Now add to that an awareness that God is working in me. This suggests that in dependence on God, we can find an answer to this problem which will further His will for our lives. Somewhere, I hear someone objecting that, in their marriage, the first argument was over whose parents would be visited for the holidays. Can something that “mundane” actually require this level of spiritual commitment?
Problems between human beings are rarely what they seem on the surface. Most often there is something far deeper at work that is fueling the surface issue. Many of us have control issues; others tend to be passive-aggressive in relationships. Feelings of insecurity and inferiority trigger responses. Some have deep-seated feelings of rebellion against any hint of being controlled. You can readily add to the list of character flaws. In summary, it is our carnality which causes conflicts. “Strife” is a work of the flesh (Gal 5:20). Though men attacked the Lord Jesus, He never experienced strife with anyone.
If it appears that I am arguing for spirituality and likeness to Christ as the antidote to every relationship problem, you get high marks for being perceptive. That is the ultimate answer.

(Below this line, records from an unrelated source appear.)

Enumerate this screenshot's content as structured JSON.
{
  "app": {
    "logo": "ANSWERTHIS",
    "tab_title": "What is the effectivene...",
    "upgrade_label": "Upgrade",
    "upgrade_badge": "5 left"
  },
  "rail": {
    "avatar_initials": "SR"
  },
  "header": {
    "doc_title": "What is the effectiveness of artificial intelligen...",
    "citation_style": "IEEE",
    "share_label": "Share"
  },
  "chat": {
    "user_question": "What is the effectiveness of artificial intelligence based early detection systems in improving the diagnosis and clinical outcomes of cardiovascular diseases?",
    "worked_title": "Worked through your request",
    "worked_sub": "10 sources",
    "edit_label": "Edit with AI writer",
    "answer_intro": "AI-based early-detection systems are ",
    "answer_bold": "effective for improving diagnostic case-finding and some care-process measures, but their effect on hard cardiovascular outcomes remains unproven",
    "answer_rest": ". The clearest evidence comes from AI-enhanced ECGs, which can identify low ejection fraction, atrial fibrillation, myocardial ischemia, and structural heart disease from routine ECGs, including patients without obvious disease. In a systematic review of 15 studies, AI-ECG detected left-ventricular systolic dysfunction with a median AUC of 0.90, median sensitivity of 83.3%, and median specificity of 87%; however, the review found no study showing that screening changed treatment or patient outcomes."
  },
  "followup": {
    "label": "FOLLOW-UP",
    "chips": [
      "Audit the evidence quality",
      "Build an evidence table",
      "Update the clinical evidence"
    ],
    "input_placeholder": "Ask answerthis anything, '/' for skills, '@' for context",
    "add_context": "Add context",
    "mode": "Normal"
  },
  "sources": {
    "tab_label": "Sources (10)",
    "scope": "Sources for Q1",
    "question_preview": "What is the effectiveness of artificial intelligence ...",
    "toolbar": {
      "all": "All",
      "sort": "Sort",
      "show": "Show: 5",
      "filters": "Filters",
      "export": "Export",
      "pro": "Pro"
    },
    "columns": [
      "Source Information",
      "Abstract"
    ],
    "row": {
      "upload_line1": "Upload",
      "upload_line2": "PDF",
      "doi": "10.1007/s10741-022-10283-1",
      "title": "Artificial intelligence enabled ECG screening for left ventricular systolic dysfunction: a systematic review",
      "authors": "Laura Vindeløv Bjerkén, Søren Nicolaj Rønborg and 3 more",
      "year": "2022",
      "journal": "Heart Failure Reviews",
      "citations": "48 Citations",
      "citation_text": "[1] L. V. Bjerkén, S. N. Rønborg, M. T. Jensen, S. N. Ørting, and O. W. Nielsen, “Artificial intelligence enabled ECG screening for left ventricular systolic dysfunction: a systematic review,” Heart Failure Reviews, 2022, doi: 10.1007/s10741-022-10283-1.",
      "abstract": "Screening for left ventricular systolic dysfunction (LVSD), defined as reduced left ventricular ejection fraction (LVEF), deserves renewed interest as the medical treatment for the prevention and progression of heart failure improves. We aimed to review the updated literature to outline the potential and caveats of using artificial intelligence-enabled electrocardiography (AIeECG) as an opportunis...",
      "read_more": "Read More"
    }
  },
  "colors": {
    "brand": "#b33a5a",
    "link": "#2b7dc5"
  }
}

The implementation of this Spirit-offered system of resolving problems will demand sincerity and honesty. No hidden agendas can be allowed to take priority over pleasing God and drawing you closer together in your oneness. Scripture reading is helpful, but most issues are not black and white, sinful or good. Most often it is between two courses of action, each of which is good in itself, but each spouse has an opposite preference. Prayer is very helpful here, as it is difficult to ask for divine help when we already have our minds set in concrete. In prayer we should be marked by the spiritual virtues outlined in the Sermon on the Mount (yes, it does have application to us!). Am I poor in spirit and devoid of a sense of dependence on God? I should mourn over the possibility of missing what God wants to develop in me through this. Meekness to accept His will, hungering and thirsting after the right path – these and others should mark me while on my knees before God.
Having committed our need for guidance to the Lord, if both courses of action are in line with Scripture, it is time to discuss how we can arrive at a decision which benefits our marriage and in which no one feels that they have lost. It may take time to arrive at the destination. But a sincere commitment to work out the problem and to see the “salvation” of your marriage is the God-honoring path of conflict resolution.